In 2009–10, Engage Cymru worked in partnership with local authorities across Wales on a number of action research projects focusing on engaging socially isolated older people. Engage Cymru mapping report in 2009 revealed that only 3% of galleries in Wales were proactively working with older people. In response to this and the Wales Strategy for Older People, Engage Cymru delivered a series of professional development events focusing on older people engaging with galleries and six far-reaching action research projects in partnership with the following local authorities:
- Gwynedd — Bangor Museum & Art Gallery, artist Eleri Jones and residents of Plas Maesincla Care Home, Caernarfon
- Carmarthenshire — Oriel Myrddin, writer/poet John Bilsborough and residents of two care homes

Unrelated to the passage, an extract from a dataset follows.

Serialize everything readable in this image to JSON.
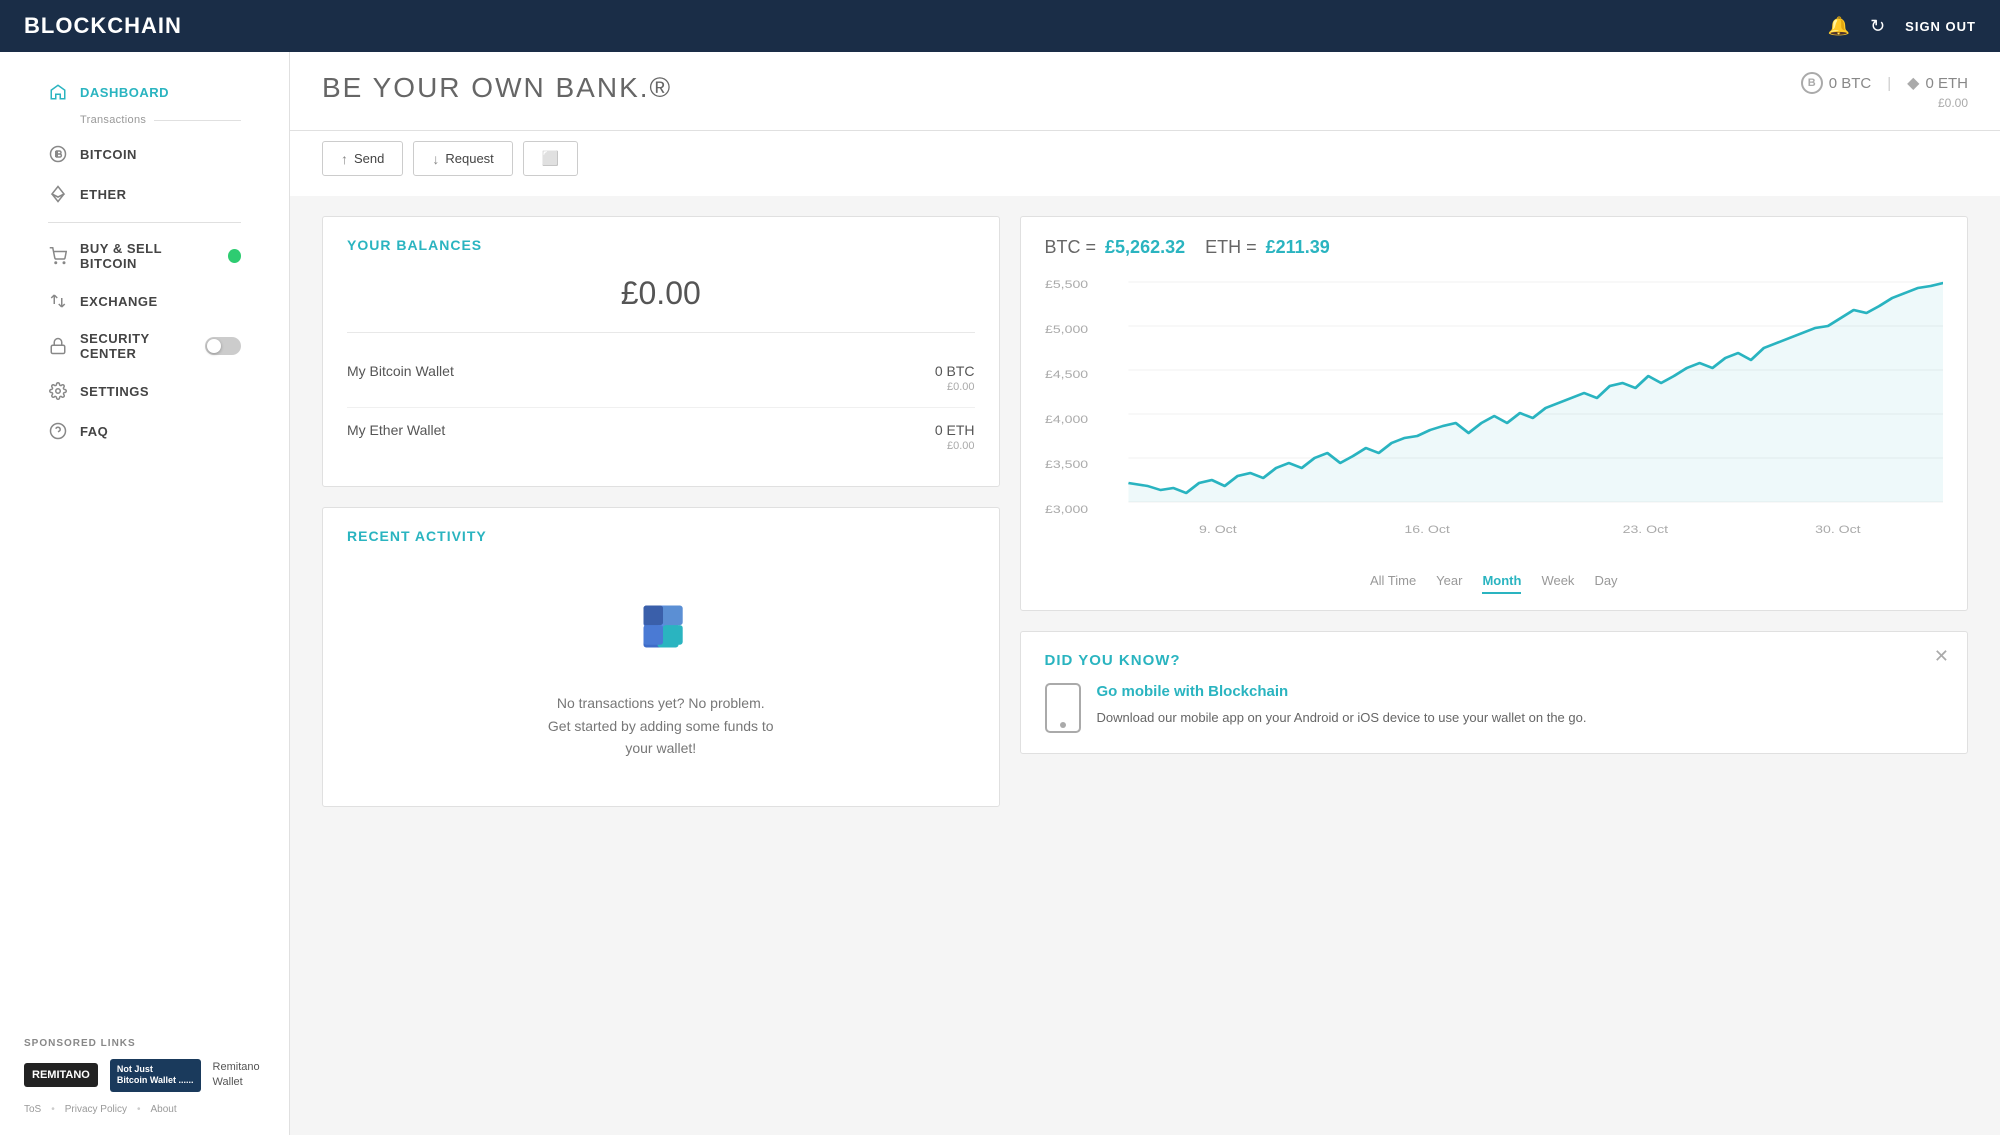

- Ceredigion — Aberystywth Arts Centre, artist Becky Knight and residents of Blondeb care home
- Rhondda Cynon Taf — Cynon Valley Museum & Art Gallery, artist Louise Carey and Cwmni Dda Day Unit for Older People

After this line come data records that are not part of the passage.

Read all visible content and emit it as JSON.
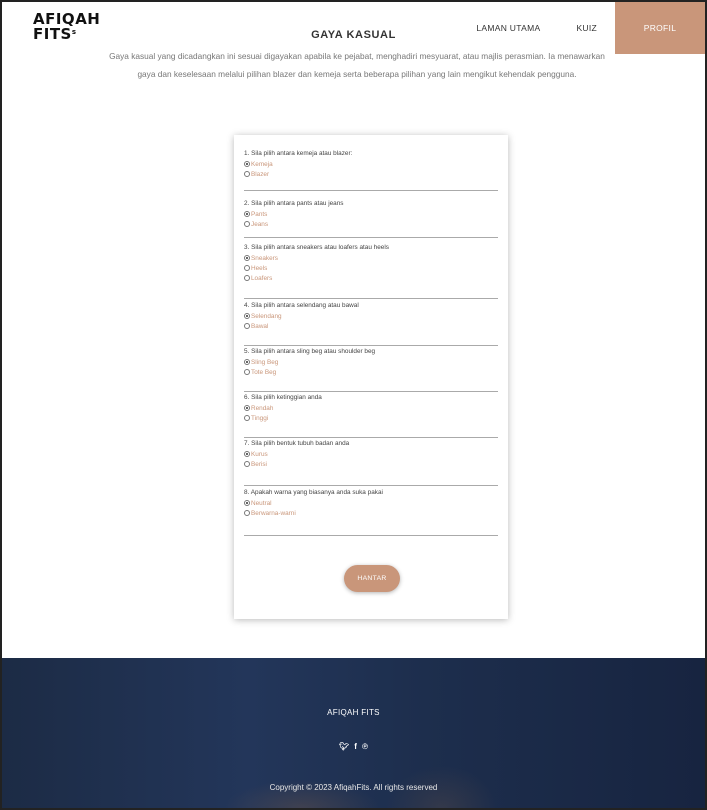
{
  "header": {
    "logo_line1": "AFIQAH",
    "logo_line2": "FITS",
    "logo_mark": "s",
    "nav": [
      {
        "label": "LAMAN UTAMA"
      },
      {
        "label": "KUIZ"
      },
      {
        "label": "PROFIL"
      }
    ]
  },
  "page": {
    "title": "GAYA KASUAL",
    "intro_line1": "Gaya kasual yang dicadangkan ini sesuai digayakan apabila ke pejabat, menghadiri mesyuarat, atau majlis perasmian. Ia menawarkan",
    "intro_line2": "gaya dan keselesaan melalui pilihan blazer dan kemeja serta beberapa pilihan yang lain mengikut kehendak pengguna."
  },
  "quiz": {
    "questions": [
      {
        "text": "1. Sila pilih antara kemeja atau blazer:",
        "options": [
          "Kemeja",
          "Blazer"
        ],
        "selected": 0
      },
      {
        "text": "2. Sila pilih antara pants atau jeans",
        "options": [
          "Pants",
          "Jeans"
        ],
        "selected": 0
      },
      {
        "text": "3. Sila pilih antara sneakers atau loafers atau heels",
        "options": [
          "Sneakers",
          "Heels",
          "Loafers"
        ],
        "selected": 0
      },
      {
        "text": "4. Sila pilih antara selendang atau bawal",
        "options": [
          "Selendang",
          "Bawal"
        ],
        "selected": 0
      },
      {
        "text": "5. Sila pilih antara sling beg atau shoulder beg",
        "options": [
          "Sling Beg",
          "Tote Beg"
        ],
        "selected": 0
      },
      {
        "text": "6. Sila pilih ketinggian anda",
        "options": [
          "Rendah",
          "Tinggi"
        ],
        "selected": 0
      },
      {
        "text": "7. Sila pilih bentuk tubuh badan anda",
        "options": [
          "Kurus",
          "Berisi"
        ],
        "selected": 0
      },
      {
        "text": "8. Apakah warna yang biasanya anda suka pakai",
        "options": [
          "Neutral",
          "Berwarna-warni"
        ],
        "selected": 0
      }
    ],
    "submit_label": "HANTAR"
  },
  "footer": {
    "brand": "AFIQAH FITS",
    "social_icons": [
      "twitter-icon",
      "facebook-icon",
      "pinterest-icon"
    ],
    "copyright": "Copyright © 2023 AfiqahFits. All rights reserved"
  },
  "colors": {
    "accent": "#c9967a",
    "footer_bg": "#1f2f4f"
  }
}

- Swansea — Glynn Vivian Art Gallery, artist Maureen O’Kane and a group of 50+ individuals
- Newport — Newport Museum & Art Gallery, artist Helen Clifford and an Alternative Learning Group of young people, and a BME group of older women
Projects were funded by the Millenium Stadium Charitable Trust, Arts Council of Wales (Lottery funding) plus partnership funding from the local authorities.
Carers, artists and other stakeholders participated on these research projects as ‘co-researchers’. Each local authority had their own specific aims, but for Engage the overall broad aims were to:
- Increase knowledge and understanding of visual arts across Wales for an older audience who may have limited experience of art
- Encourage and develop creativity in the participants
- Promote lifelong learning opportunities
- Enhance self-esteem, confidence and increased social interaction
- Help combat social isolation, loneliness and boredom
All of the above aims have been achieved, and particular benefits to participants have included:
- Increased social interaction
- Increased confidence
- Developing interests in creativity
- Discovering their local gallery as a valuable resource
- Improved motor skills/dexterity (particularly with people with mobility issues)
- Increase in decision making and choice-making abilities, particularly with people with dementia (three of the six projects worked with participants with dementia).
Carers: in many instances carers became fully engaged in the projects, and in particular the Gwynedd project which led to one carer developing an ‘art cart’ following the project, which which is now used on a regular basis with residents in their rooms. This is proving popular. The carer was delighted with the project as it allowed her to ‘communicate with residents on a non-medical or need basis’.
Families: the family members of care home residents were delighted to see their relatives engaged in creative activity and were ‘blown away’ by the quality of the work they had achieved in response to gallery exhibitions.